(Dataset items)

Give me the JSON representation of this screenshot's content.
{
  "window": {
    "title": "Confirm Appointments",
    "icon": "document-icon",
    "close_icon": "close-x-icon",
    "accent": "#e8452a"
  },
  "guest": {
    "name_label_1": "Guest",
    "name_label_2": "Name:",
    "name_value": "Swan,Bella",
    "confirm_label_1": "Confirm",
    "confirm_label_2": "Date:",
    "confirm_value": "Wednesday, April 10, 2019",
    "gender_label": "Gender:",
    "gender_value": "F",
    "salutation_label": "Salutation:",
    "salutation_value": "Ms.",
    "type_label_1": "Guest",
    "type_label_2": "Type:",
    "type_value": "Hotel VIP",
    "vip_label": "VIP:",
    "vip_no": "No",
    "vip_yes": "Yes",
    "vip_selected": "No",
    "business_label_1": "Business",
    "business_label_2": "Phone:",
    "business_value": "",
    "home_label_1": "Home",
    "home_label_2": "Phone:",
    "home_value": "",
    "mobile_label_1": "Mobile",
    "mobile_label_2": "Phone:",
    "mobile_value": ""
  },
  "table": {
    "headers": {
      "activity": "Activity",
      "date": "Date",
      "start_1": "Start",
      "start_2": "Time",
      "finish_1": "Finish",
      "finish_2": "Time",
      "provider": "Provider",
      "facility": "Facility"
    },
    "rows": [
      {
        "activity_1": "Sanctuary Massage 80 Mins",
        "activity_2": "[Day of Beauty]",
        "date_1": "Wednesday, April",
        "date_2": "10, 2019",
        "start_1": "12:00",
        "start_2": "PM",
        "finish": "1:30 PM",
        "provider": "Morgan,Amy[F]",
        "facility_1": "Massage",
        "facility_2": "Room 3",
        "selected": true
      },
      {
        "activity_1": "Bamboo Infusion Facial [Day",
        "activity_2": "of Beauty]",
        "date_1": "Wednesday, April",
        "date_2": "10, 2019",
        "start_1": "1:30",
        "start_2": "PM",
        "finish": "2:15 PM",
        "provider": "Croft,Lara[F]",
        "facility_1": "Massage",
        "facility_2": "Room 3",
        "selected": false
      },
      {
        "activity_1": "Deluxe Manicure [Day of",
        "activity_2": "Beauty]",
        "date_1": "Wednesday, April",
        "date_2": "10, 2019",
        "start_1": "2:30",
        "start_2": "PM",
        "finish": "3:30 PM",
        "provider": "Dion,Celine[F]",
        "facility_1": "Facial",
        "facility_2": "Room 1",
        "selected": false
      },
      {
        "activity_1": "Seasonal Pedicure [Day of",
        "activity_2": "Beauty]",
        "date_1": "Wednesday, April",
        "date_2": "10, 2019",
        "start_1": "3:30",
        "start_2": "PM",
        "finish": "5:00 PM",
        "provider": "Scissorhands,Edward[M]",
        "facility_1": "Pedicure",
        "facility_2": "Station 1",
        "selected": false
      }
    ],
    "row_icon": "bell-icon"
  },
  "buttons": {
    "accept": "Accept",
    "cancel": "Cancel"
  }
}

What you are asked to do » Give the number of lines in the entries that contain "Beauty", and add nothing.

Solution » 4